In Florida, unemployment insurance fraud is a third-degree felony. If you're convicted of the offense, a court can sentence you to up to 5 years' imprisonment and/or fine you up to $5,000. But, as mentioned before, those aren't the only penalties you could face.

Federal Charges Resulting from Unemployment Fraud

Let's think of submitting a false unemployment claim as the surface-level offense. It's the one on top that is visible. But to get to that surface, several other acts were likely done. These deeper-level acts may also be crimes. And often, they are pursued under federal laws.

A few of the federal criminal charges that can arise from unemployment fraud include:

  • Mail fraud: Perhaps you mailed in your unemployment claim. If you did this knowing that you were falsifying or misrepresenting information to get benefits you weren't entitled to, you could be charged with mail fraud. Upon a conviction, you could be sentenced to up to 20 years in prison.
  • Wire fraud: Suppose you submitted your claim online or emailed questions to the Department of Economic Opportunity. Because you used electronic communication to further your fraud scheme, you may be accused of wire fraud. As with mail fraud, a conviction is punishable by a maximum 20-year prison term.
  • Aggravated identity theft: Many instances of unemployment fraud involve submitting another person's information to receive benefits. If you somehow obtained someone else's date of birth, Social Security Number, or other personal data and used it on your claim, you've committed aggravated identity theft.
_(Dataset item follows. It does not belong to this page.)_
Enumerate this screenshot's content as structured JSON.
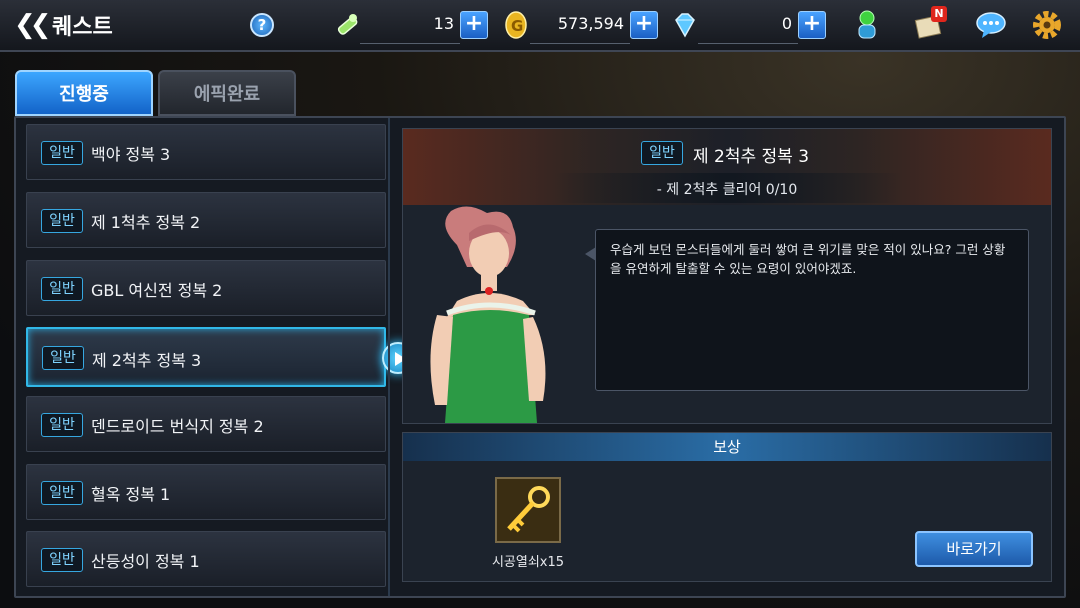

If you're convicted, you will be penalized for the crime you committed, plus be ordered to a mandatory 2-year prison sentence.

Navigating the unemployment claims process can be confusing. You may have inadvertently submitted incorrect information and ended up accused of an offense.

If you have been charged with a state or federal crime, contact Hager & Schwartz, P.A. at (954) 840-8713 for defense from our Fort Lauderdale lawyers.